» **ACTIVITY**: Omit every picture. Return all other data as it stands.

[Data records]
|---|

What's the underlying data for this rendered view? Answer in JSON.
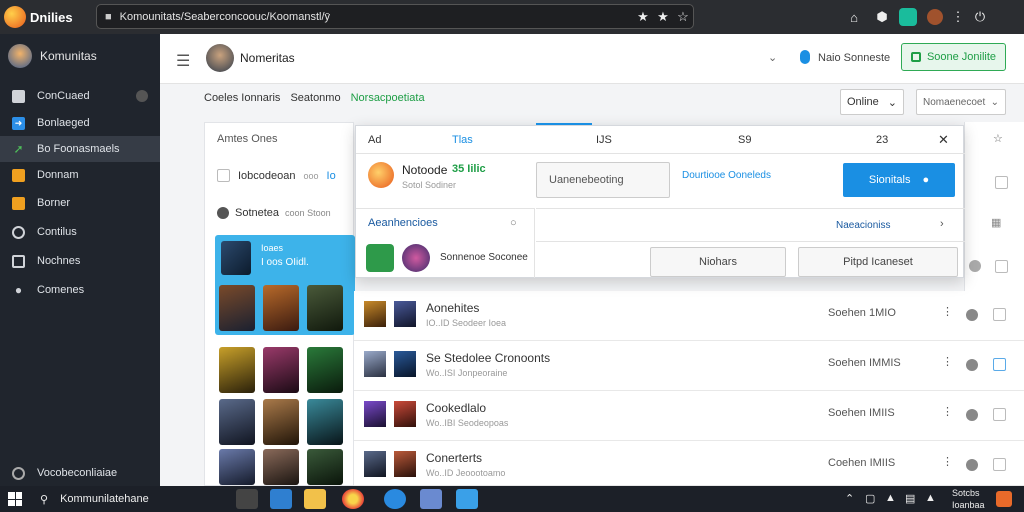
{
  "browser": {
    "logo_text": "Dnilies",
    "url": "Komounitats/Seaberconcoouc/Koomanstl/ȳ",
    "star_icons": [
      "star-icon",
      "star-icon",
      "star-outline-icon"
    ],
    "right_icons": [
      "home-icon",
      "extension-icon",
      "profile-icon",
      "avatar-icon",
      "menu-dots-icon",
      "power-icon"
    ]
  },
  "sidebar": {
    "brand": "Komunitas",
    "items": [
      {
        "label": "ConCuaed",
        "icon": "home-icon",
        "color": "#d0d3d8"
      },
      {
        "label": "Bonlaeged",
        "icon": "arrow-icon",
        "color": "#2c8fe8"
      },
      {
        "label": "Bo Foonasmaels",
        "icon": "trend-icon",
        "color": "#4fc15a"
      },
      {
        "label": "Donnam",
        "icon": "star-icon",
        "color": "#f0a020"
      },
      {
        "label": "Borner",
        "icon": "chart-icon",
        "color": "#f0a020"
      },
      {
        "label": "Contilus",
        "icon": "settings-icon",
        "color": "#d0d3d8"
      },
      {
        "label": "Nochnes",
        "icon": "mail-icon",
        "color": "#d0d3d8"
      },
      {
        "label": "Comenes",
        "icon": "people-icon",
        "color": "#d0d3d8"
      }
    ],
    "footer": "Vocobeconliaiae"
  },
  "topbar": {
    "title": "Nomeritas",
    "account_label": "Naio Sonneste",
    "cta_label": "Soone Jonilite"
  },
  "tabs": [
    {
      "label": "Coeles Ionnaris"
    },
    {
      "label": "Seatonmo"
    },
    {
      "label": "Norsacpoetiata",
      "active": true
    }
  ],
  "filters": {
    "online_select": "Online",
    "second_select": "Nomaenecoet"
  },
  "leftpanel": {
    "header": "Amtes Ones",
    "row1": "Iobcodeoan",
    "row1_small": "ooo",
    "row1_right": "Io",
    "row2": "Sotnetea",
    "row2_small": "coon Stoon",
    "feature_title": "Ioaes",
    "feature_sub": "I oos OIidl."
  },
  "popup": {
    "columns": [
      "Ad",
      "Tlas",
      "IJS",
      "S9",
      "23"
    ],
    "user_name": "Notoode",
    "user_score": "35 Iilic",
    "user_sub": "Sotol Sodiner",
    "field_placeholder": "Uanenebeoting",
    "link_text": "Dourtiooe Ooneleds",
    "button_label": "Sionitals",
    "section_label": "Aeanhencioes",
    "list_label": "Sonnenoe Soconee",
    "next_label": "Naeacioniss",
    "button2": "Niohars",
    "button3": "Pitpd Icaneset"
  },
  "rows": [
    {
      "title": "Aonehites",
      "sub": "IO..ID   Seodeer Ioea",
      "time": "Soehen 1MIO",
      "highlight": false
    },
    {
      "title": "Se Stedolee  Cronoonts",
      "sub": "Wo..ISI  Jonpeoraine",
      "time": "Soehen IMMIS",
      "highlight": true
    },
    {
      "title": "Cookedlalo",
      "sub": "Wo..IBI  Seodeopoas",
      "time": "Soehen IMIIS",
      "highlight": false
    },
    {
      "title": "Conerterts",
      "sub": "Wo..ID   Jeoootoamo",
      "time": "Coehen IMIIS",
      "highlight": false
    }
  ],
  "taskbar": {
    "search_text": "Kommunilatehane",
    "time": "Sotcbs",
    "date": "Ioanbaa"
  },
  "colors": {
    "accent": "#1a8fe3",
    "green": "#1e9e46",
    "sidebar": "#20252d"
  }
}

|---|

» **ANSWER TO THIS EXERCISE**:
What's the underlying data for this rendered view? Answer in JSON.
{
  "browser": {
    "logo_text": "Dnilies",
    "url": "Komounitats/Seaberconcoouc/Koomanstl/ȳ",
    "star_icons": [
      "star-icon",
      "star-icon",
      "star-outline-icon"
    ],
    "right_icons": [
      "home-icon",
      "extension-icon",
      "profile-icon",
      "avatar-icon",
      "menu-dots-icon",
      "power-icon"
    ]
  },
  "sidebar": {
    "brand": "Komunitas",
    "items": [
      {
        "label": "ConCuaed",
        "icon": "home-icon",
        "color": "#d0d3d8"
      },
      {
        "label": "Bonlaeged",
        "icon": "arrow-icon",
        "color": "#2c8fe8"
      },
      {
        "label": "Bo Foonasmaels",
        "icon": "trend-icon",
        "color": "#4fc15a"
      },
      {
        "label": "Donnam",
        "icon": "star-icon",
        "color": "#f0a020"
      },
      {
        "label": "Borner",
        "icon": "chart-icon",
        "color": "#f0a020"
      },
      {
        "label": "Contilus",
        "icon": "settings-icon",
        "color": "#d0d3d8"
      },
      {
        "label": "Nochnes",
        "icon": "mail-icon",
        "color": "#d0d3d8"
      },
      {
        "label": "Comenes",
        "icon": "people-icon",
        "color": "#d0d3d8"
      }
    ],
    "footer": "Vocobeconliaiae"
  },
  "topbar": {
    "title": "Nomeritas",
    "account_label": "Naio Sonneste",
    "cta_label": "Soone Jonilite"
  },
  "tabs": [
    {
      "label": "Coeles Ionnaris"
    },
    {
      "label": "Seatonmo"
    },
    {
      "label": "Norsacpoetiata",
      "active": true
    }
  ],
  "filters": {
    "online_select": "Online",
    "second_select": "Nomaenecoet"
  },
  "leftpanel": {
    "header": "Amtes Ones",
    "row1": "Iobcodeoan",
    "row1_small": "ooo",
    "row1_right": "Io",
    "row2": "Sotnetea",
    "row2_small": "coon Stoon",
    "feature_title": "Ioaes",
    "feature_sub": "I oos OIidl."
  },
  "popup": {
    "columns": [
      "Ad",
      "Tlas",
      "IJS",
      "S9",
      "23"
    ],
    "user_name": "Notoode",
    "user_score": "35 Iilic",
    "user_sub": "Sotol Sodiner",
    "field_placeholder": "Uanenebeoting",
    "link_text": "Dourtiooe Ooneleds",
    "button_label": "Sionitals",
    "section_label": "Aeanhencioes",
    "list_label": "Sonnenoe Soconee",
    "next_label": "Naeacioniss",
    "button2": "Niohars",
    "button3": "Pitpd Icaneset"
  },
  "rows": [
    {
      "title": "Aonehites",
      "sub": "IO..ID   Seodeer Ioea",
      "time": "Soehen 1MIO",
      "highlight": false
    },
    {
      "title": "Se Stedolee  Cronoonts",
      "sub": "Wo..ISI  Jonpeoraine",
      "time": "Soehen IMMIS",
      "highlight": true
    },
    {
      "title": "Cookedlalo",
      "sub": "Wo..IBI  Seodeopoas",
      "time": "Soehen IMIIS",
      "highlight": false
    },
    {
      "title": "Conerterts",
      "sub": "Wo..ID   Jeoootoamo",
      "time": "Coehen IMIIS",
      "highlight": false
    }
  ],
  "taskbar": {
    "search_text": "Kommunilatehane",
    "time": "Sotcbs",
    "date": "Ioanbaa"
  },
  "colors": {
    "accent": "#1a8fe3",
    "green": "#1e9e46",
    "sidebar": "#20252d"
  }
}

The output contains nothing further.